Question: Is capitalism a zero-sum game?
John Mackey: I think the zero-sum worldview is the predominate one. I think it’s something we’ve evolved with this idea that there is a limited fixed pie and we have to distribute that pie in an equal fair way, that no one should get unfair large pieces of that pie and if someone is getting a bigger piece, necessarily someone else may be getting a smaller piece since there is a finite amount of pie to go around. I also think it comes from our competitive sports, in that in competitive sports there is a winner and there is a loser. And so we play games, we play sports all our lives, so we’ve come to believe that in the zero-sum worldview that some are winners and some are losers and then we... in a just society then there should be no losers. There should be... so we need to limit the pieces of the pie anyone gets, so that everyone can have a fair and just piece of the pie.
So I reject that. I don’t think there is a necessarily a fixed pie. The beauty of capitalism, the beauty of "conscious capitalism" is the realization that the pie can grow, that through voluntary exchange and through the value creation that happens when the stakeholders voluntarily cooperate and voluntarily exchange with each other is that the pie grows larger. And so there is more to distribute and that distribution takes place through the market processes, through the exchange process as each of the traders of course wants to get a bigger piece for themselves and competition sort of ultimately determines the percentages that each of the different constituencies or stakeholders gets in the exchanges.
But that is a growing pie and it’s a win, win, win, win, win game and that turns me on. I'm very fired up and excited about that because it means human flourishing isn’t trapped in some type of a limited set of constraints. It means we can innovate and create our ways out of any of these traps, any of these sort of… I can’t remember or think of the phrase right now. I'm trying to recall, but.... this idea that we’re in some type of trap of limited resources and the only limitations we have are the limitations of human creativity, human imagination and intellectual capital that has been accumulated. As we continue to gain intellectual capital and as human creativity is unleashed and human entrepreneurship is unleashed then the new innovations, the new creativity that expresses itself through the marketplace, through capitalism allows us to solve problems that previously were thought to be unsolvable and humans continue on the upward spiral.

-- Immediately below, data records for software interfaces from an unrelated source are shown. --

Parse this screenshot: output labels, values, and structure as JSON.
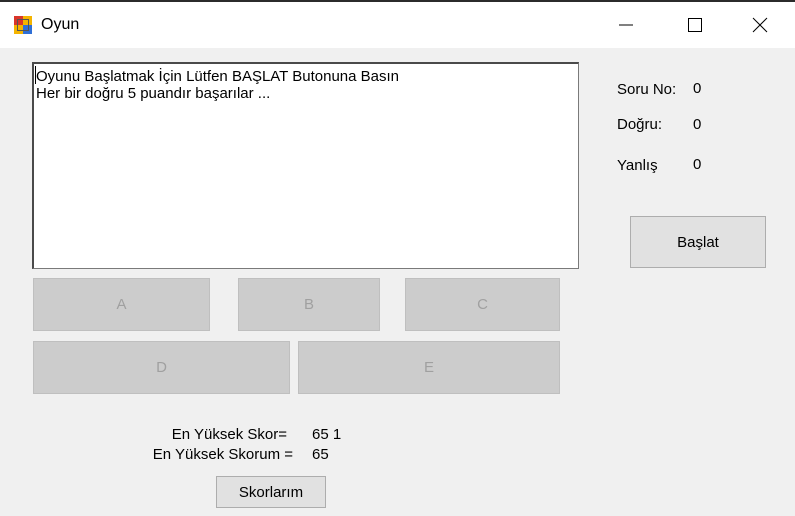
{
  "window": {
    "title": "Oyun"
  },
  "question_box": {
    "line1": "Oyunu Başlatmak İçin Lütfen BAŞLAT Butonuna Basın",
    "line2": "Her bir doğru 5 puandır başarılar ..."
  },
  "answers": [
    {
      "label": "A",
      "enabled": false
    },
    {
      "label": "B",
      "enabled": false
    },
    {
      "label": "C",
      "enabled": false
    },
    {
      "label": "D",
      "enabled": false
    },
    {
      "label": "E",
      "enabled": false
    }
  ],
  "stats": {
    "question_no_label": "Soru No:",
    "question_no_value": "0",
    "correct_label": "Doğru:",
    "correct_value": "0",
    "wrong_label": "Yanlış",
    "wrong_value": "0"
  },
  "start_button_label": "Başlat",
  "scores": {
    "high_score_label": "En Yüksek Skor=",
    "high_score_value": "65 1",
    "my_high_score_label": "En Yüksek Skorum =",
    "my_high_score_value": "65"
  },
  "scores_button_label": "Skorlarım",
  "colors": {
    "disabled_button_bg": "#cccccc",
    "disabled_text": "#a0a0a0",
    "button_bg": "#e1e1e1",
    "window_bg": "#f0f0f0"
  },
  "icons": {
    "app": "app-window-icon",
    "minimize": "minimize-icon",
    "maximize": "maximize-icon",
    "close": "close-icon"
  }
}
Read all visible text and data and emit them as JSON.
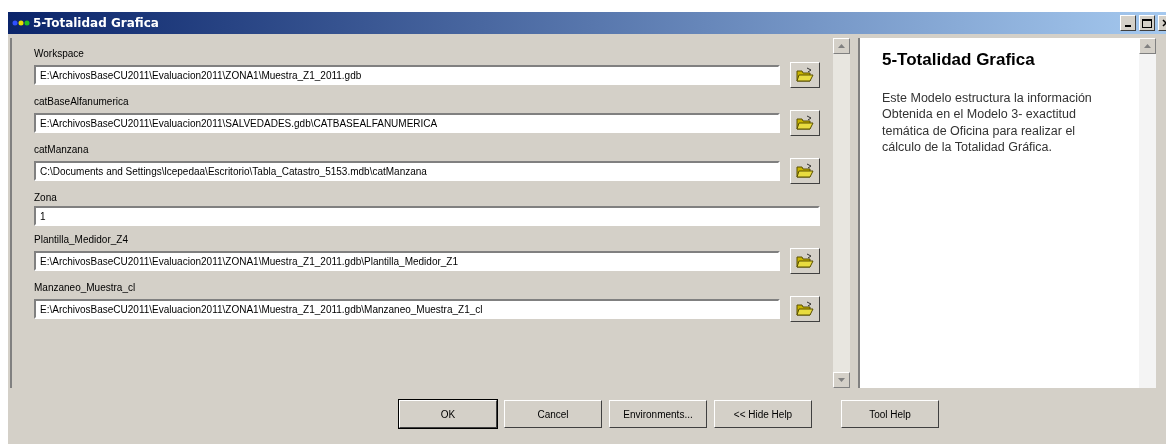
{
  "window": {
    "title": "5-Totalidad Grafica"
  },
  "parameters": [
    {
      "label": "Workspace",
      "value": "E:\\ArchivosBaseCU2011\\Evaluacion2011\\ZONA1\\Muestra_Z1_2011.gdb",
      "kind": "path"
    },
    {
      "label": "catBaseAlfanumerica",
      "value": "E:\\ArchivosBaseCU2011\\Evaluacion2011\\SALVEDADES.gdb\\CATBASEALFANUMERICA",
      "kind": "path"
    },
    {
      "label": "catManzana",
      "value": "C:\\Documents and Settings\\lcepedaa\\Escritorio\\Tabla_Catastro_5153.mdb\\catManzana",
      "kind": "path"
    },
    {
      "label": "Zona",
      "value": "1",
      "kind": "text"
    },
    {
      "label": "Plantilla_Medidor_Z4",
      "value": "E:\\ArchivosBaseCU2011\\Evaluacion2011\\ZONA1\\Muestra_Z1_2011.gdb\\Plantilla_Medidor_Z1",
      "kind": "path"
    },
    {
      "label": "Manzaneo_Muestra_cl",
      "value": "E:\\ArchivosBaseCU2011\\Evaluacion2011\\ZONA1\\Muestra_Z1_2011.gdb\\Manzaneo_Muestra_Z1_cl",
      "kind": "path"
    }
  ],
  "help": {
    "title": "5-Totalidad Grafica",
    "text": "Este Modelo estructura la información Obtenida en el Modelo 3- exactitud temática de Oficina para realizar el cálculo de la Totalidad Gráfica."
  },
  "buttons": [
    "OK",
    "Cancel",
    "Environments...",
    "<< Hide Help",
    "Tool Help"
  ]
}
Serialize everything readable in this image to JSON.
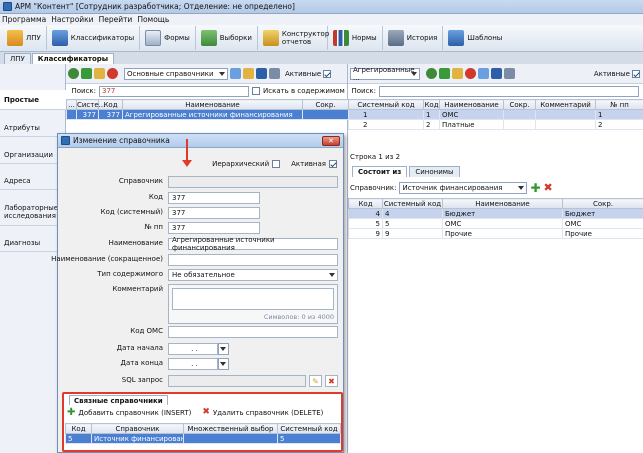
{
  "window": {
    "title": "АРМ \"Контент\" [Сотрудник разработчика; Отделение: не определено]"
  },
  "menu": [
    "Программа",
    "Настройки",
    "Перейти",
    "Помощь"
  ],
  "toolbar": [
    {
      "label": "ЛПУ",
      "icon": "hospital-icon"
    },
    {
      "label": "Классификаторы",
      "icon": "classifiers-icon"
    },
    {
      "label": "Формы",
      "icon": "forms-icon"
    },
    {
      "label": "Выборки",
      "icon": "selections-icon"
    },
    {
      "label": "Конструктор отчетов",
      "icon": "report-builder-icon"
    },
    {
      "label": "Нормы",
      "icon": "norms-icon"
    },
    {
      "label": "История",
      "icon": "history-icon"
    },
    {
      "label": "Шаблоны",
      "icon": "templates-icon"
    }
  ],
  "tabs": [
    "ЛПУ",
    "Классификаторы"
  ],
  "left_tabs": [
    "Простые",
    "Атрибуты",
    "Организации",
    "Адреса",
    "Лабораторные исследования",
    "Диагнозы"
  ],
  "left_grid": {
    "dropdown": "Основные справочники",
    "active_label": "Активные",
    "search_label": "Поиск:",
    "search_value": "377",
    "search_content_label": "Искать в содержимом",
    "columns": [
      "...",
      "Систе...",
      "Код",
      "Наименование",
      "Сокр."
    ],
    "rows": [
      [
        "",
        "377",
        "377",
        "Агрегированные источники финансирования",
        ""
      ]
    ]
  },
  "right_grid": {
    "dropdown": "Агрегированные ...",
    "active_label": "Активные",
    "search_label": "Поиск:",
    "columns": [
      "Системный код",
      "Код",
      "Наименование",
      "Сокр.",
      "Комментарий",
      "№ пп"
    ],
    "rows": [
      [
        "1",
        "1",
        "ОМС",
        "",
        "",
        "1"
      ],
      [
        "2",
        "2",
        "Платные",
        "",
        "",
        "2"
      ]
    ],
    "row_count": "Строка 1 из 2"
  },
  "composition": {
    "tabs": [
      "Состоит из",
      "Синонимы"
    ],
    "ref_label": "Справочник:",
    "ref_value": "Источник финансирования",
    "columns": [
      "Код",
      "Системный код",
      "Наименование",
      "Сокр."
    ],
    "rows": [
      [
        "4",
        "4",
        "Бюджет",
        "Бюджет"
      ],
      [
        "5",
        "5",
        "ОМС",
        "ОМС"
      ],
      [
        "9",
        "9",
        "Прочие",
        "Прочие"
      ]
    ]
  },
  "dialog": {
    "title": "Изменение справочника",
    "hierarchical_label": "Иерархический",
    "active_label": "Активная",
    "fields": {
      "ref_label": "Справочник",
      "code_label": "Код",
      "code_value": "377",
      "syscode_label": "Код (системный)",
      "syscode_value": "377",
      "num_label": "№ пп",
      "num_value": "377",
      "name_label": "Наименование",
      "name_value": "Агрегированные источники финансирования",
      "short_label": "Наименование (сокращенное)",
      "content_type_label": "Тип содержимого",
      "content_type_value": "Не обязательное",
      "comment_label": "Комментарий",
      "symbols": "Символов: 0 из 4000",
      "oms_label": "Код ОМС",
      "start_label": "Дата начала",
      "end_label": "Дата конца",
      "date_placeholder": ". .",
      "sql_label": "SQL запрос"
    },
    "related": {
      "tab": "Связные справочники",
      "add_label": "Добавить справочник (INSERT)",
      "delete_label": "Удалить справочник (DELETE)",
      "columns": [
        "Код",
        "Справочник",
        "Множественный выбор",
        "Системный код"
      ],
      "rows": [
        [
          "5",
          "Источник финансирования",
          "",
          "5"
        ]
      ]
    }
  },
  "colors": {
    "accent": "#4a7fd1",
    "highlight": "#e03a2a"
  }
}
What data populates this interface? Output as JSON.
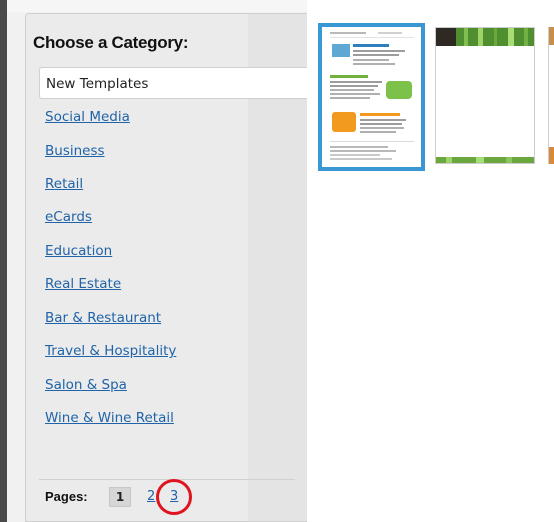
{
  "sidebar": {
    "title": "Choose a Category:",
    "selected_category": "New Templates",
    "categories": [
      "Social Media",
      "Business",
      "Retail",
      "eCards",
      "Education",
      "Real Estate",
      "Bar & Restaurant",
      "Travel & Hospitality",
      "Salon & Spa",
      "Wine & Wine Retail"
    ]
  },
  "pagination": {
    "label": "Pages:",
    "current": "1",
    "pages": [
      "2",
      "3"
    ]
  },
  "colors": {
    "link": "#1f63a8",
    "selected_thumb_border": "#3b97d3",
    "annotation_circle": "#e0141e"
  }
}
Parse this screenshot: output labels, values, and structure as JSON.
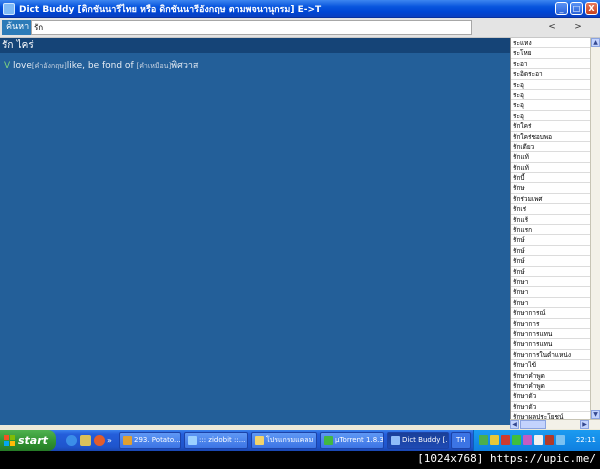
{
  "window": {
    "title": "Dict Buddy [ดิกชันนารีไทย หรือ ดิกชันนารีอังกฤษ ตามพจนานุกรม] E->T",
    "controls": {
      "minimize": "_",
      "maximize": "□",
      "close": "X"
    }
  },
  "search": {
    "label": "ค้นหา",
    "value": "รัก",
    "prev": "<",
    "next": ">"
  },
  "entry": {
    "headword": "รัก ไคร่",
    "pos": "V",
    "english_part": "love",
    "english_tag": "[คำอังกฤษ]",
    "english_rest": "like, be fond of",
    "thai_tag": "[คำเหมือน]",
    "thai_synonym": "พิศวาส"
  },
  "wordlist": [
    "ระแทง",
    "ระโหย",
    "ระอา",
    "ระอิดระอา",
    "ระอุ",
    "ระอุ",
    "ระอุ",
    "ระอุ",
    "รักใคร่",
    "รักใคร่ชอบพอ",
    "รักเดียว",
    "รักแท้",
    "รักแท้",
    "รักบี้",
    "รักษ",
    "รักร่วมเพศ",
    "รักเร่",
    "รักแร้",
    "รักแรก",
    "รักษ์",
    "รักษ์",
    "รักษ์",
    "รักษ์",
    "รักษา",
    "รักษา",
    "รักษา",
    "รักษาการณ์",
    "รักษาการ",
    "รักษาการแทน",
    "รักษาการแทน",
    "รักษาการในตำแหน่ง",
    "รักษาไข้",
    "รักษาคำพูด",
    "รักษาคำพูด",
    "รักษาตัว",
    "รักษาตัว",
    "รักษาผลประโยชน์"
  ],
  "taskbar": {
    "start": "start",
    "tasks": [
      {
        "label": "293. Potato...",
        "active": false
      },
      {
        "label": "::: zidobit ::...",
        "active": false
      },
      {
        "label": "โปรแกรมแคลม",
        "active": false
      },
      {
        "label": "µTorrent 1.8.3",
        "active": false
      },
      {
        "label": "Dict Buddy [...",
        "active": true
      }
    ],
    "lang": "TH",
    "clock": "22:11"
  },
  "watermark": "[1024x768] https://upic.me/",
  "colors": {
    "main_bg": "#235f99",
    "headword_bg": "#154477",
    "search_label_bg": "#2c7bb8",
    "pos_color": "#7fd67f"
  }
}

I mean, a great example of this is people are very focused oftentimes on the fact that there is still a billion people on this planet that, say, live on less than a dollar a day. And that is certainly is a terrible tragedy, but if you put that in historical context that is about 15% of the people, 15, 16. 17, less than 20% of the people alive on the planet live on less than a dollar a day whereas 200 years ago 85% of the people alive on the planet earth lived on less than a dollar a day and that is in today’s dollars adjusted for inflation, so poverty has always been the default condition of the human race. What is unprecedented is not poverty—what is unprecedented is wealth. Wealth for not a few, but prosperity for literally billions of people. Every year now we see hundreds of millions of people escape from poverty just in two countries, China and India. It is the greatest revolution in human prosperity in all of human history. It’s all occurred in the last 20 years and it’s a fact that you almost never see reported in the media. Instead we tend to focus still on the remaining people that are poor and we’re back on our zero-sum game that somehow or another that is because other people are greedy and selfish and they’re keeping these poor people down. Rather than seeing poverty lessen through capitalism and through free market expansion, we tend to condemn the very thing that is allowing people to escape from poverty as the cause of the poverty. And it’s ridiculous. Capitalism and free markets are what is going to allow us to escape from poverty.
Mohammad Yunus likes to say that by the end of the 21st century poverty will be something that we only see in museums, that it will be something people look back and say, “Gosh we used to have poor people, how is that even possible?” And I do think that is the future of humanity if we don’t totally mess it up. That we are going to continue to learn, we’re going to have our intellectual capital spread, we’re going to unleash the human creativity—because I do believe humans have limitless creativity—and we’re going to solve a lot of these problems that are holding us back now and humanity is going to continue its upwards spiral and we are going to eliminate poverty. I think there are people alive today—I perhaps will not live to see the end of it—but there are young people alive today that will probably see the virtual end of poverty in the human race in the 21st century.
Recorded on October 28, 2010
Interviewed by Peter Hopkins